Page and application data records
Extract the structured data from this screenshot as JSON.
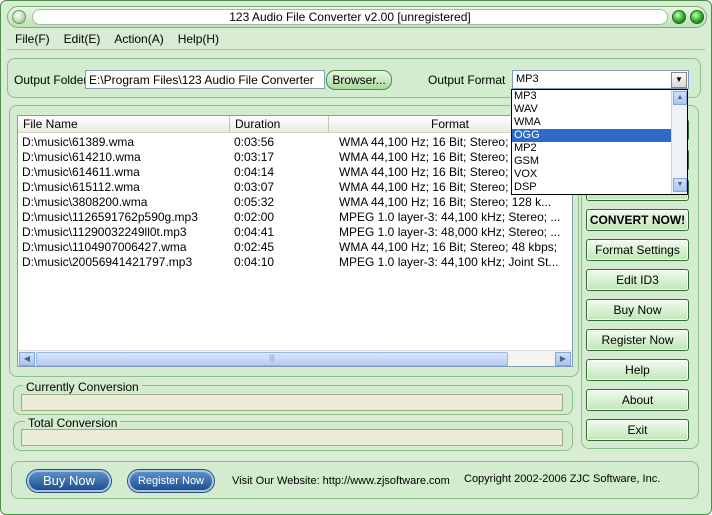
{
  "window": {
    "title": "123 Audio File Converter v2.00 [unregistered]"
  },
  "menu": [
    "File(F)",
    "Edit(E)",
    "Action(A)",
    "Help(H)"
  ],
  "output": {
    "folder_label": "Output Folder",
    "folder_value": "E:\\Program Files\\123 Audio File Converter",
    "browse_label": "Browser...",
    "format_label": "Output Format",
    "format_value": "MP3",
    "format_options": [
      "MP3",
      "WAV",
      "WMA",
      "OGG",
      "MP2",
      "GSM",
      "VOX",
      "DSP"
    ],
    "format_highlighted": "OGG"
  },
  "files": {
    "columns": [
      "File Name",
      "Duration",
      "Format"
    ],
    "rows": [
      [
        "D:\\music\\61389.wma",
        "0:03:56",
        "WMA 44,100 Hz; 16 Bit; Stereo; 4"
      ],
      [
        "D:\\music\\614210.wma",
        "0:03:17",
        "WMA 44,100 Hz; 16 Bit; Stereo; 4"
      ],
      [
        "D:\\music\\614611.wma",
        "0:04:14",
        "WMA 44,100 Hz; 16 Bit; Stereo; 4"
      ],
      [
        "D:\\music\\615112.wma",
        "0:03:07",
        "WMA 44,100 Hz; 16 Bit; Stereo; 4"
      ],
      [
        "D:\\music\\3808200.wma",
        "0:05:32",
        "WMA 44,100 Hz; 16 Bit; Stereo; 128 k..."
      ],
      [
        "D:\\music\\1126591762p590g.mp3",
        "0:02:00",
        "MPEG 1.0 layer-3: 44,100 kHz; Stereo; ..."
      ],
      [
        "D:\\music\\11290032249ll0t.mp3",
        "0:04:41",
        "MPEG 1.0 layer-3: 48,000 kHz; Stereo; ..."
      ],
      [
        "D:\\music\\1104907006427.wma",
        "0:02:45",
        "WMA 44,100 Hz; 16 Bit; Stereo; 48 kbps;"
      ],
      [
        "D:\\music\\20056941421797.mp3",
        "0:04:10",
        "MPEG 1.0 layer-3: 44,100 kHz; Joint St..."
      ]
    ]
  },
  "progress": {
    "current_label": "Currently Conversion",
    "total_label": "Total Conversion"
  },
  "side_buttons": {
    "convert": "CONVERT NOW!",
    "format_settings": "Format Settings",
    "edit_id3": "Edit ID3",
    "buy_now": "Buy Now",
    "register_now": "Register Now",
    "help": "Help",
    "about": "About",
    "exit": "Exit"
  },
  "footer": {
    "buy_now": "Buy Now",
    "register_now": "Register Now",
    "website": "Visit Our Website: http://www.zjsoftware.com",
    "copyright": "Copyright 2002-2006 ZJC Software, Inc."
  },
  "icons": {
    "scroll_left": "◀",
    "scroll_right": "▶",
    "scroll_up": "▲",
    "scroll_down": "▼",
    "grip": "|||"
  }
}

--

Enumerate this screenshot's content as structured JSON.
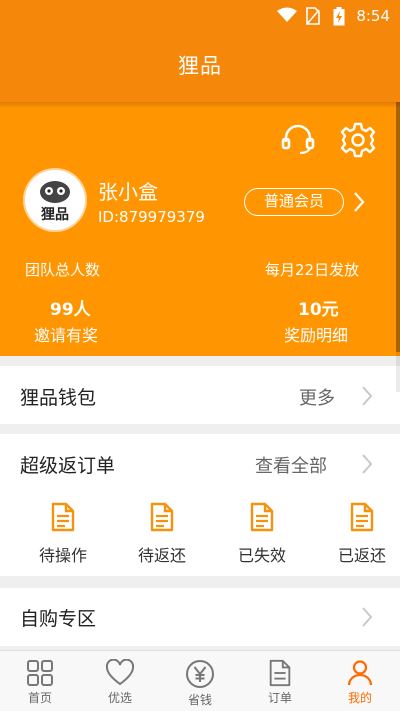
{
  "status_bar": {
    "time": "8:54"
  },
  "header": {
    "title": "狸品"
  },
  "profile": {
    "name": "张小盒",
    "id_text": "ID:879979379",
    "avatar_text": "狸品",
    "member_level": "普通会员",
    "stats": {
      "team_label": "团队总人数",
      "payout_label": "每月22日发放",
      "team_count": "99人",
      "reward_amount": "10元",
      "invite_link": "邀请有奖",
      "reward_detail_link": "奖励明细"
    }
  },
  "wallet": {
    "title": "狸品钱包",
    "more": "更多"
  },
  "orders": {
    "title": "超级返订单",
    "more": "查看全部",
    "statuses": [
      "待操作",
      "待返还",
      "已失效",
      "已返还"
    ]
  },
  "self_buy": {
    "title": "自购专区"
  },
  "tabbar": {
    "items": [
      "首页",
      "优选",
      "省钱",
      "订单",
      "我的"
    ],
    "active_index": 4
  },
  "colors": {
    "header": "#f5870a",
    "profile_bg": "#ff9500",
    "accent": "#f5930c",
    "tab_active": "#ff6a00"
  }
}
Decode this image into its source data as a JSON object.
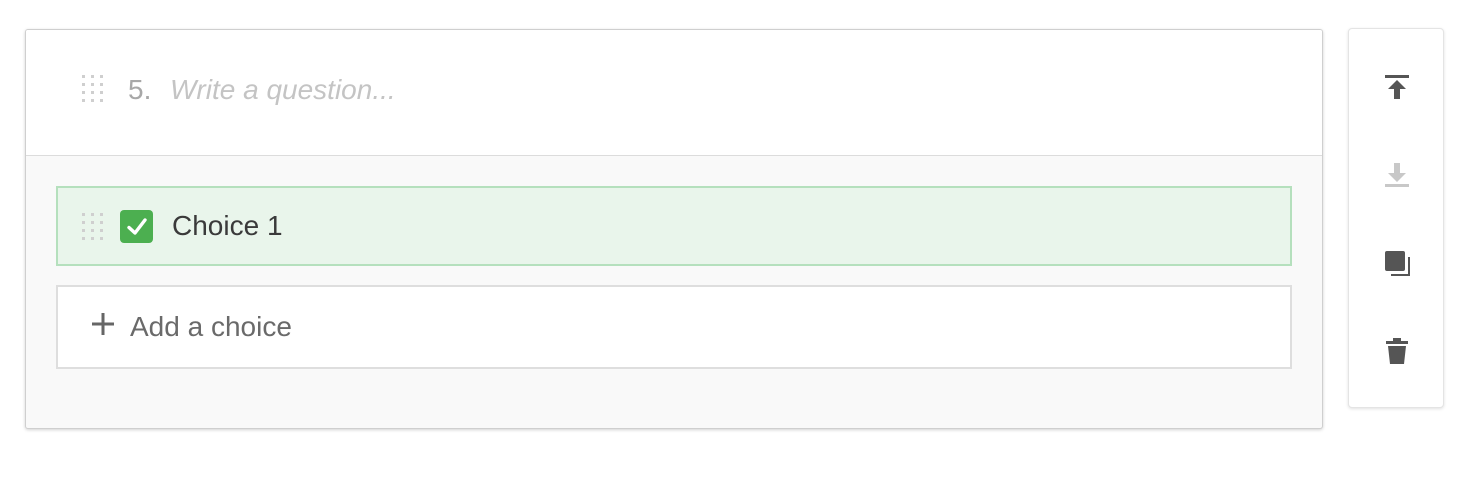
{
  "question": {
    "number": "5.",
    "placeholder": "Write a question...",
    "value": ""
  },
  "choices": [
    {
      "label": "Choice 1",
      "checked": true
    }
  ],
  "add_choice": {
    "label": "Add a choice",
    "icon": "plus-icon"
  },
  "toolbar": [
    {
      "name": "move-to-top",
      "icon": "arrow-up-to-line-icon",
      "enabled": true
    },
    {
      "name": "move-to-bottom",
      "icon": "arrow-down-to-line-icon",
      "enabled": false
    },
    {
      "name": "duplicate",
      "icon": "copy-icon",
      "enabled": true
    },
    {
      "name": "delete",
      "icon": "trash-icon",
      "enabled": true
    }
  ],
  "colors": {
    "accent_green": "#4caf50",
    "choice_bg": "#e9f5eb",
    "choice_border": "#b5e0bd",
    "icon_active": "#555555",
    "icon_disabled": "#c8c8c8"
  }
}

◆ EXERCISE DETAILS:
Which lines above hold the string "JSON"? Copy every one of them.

◆ EXPECTED ANSWER:
Extract the structured data from this screenshot as JSON.
Enumerate this screenshot's content as structured JSON.
Decode this image into its source data as a JSON object.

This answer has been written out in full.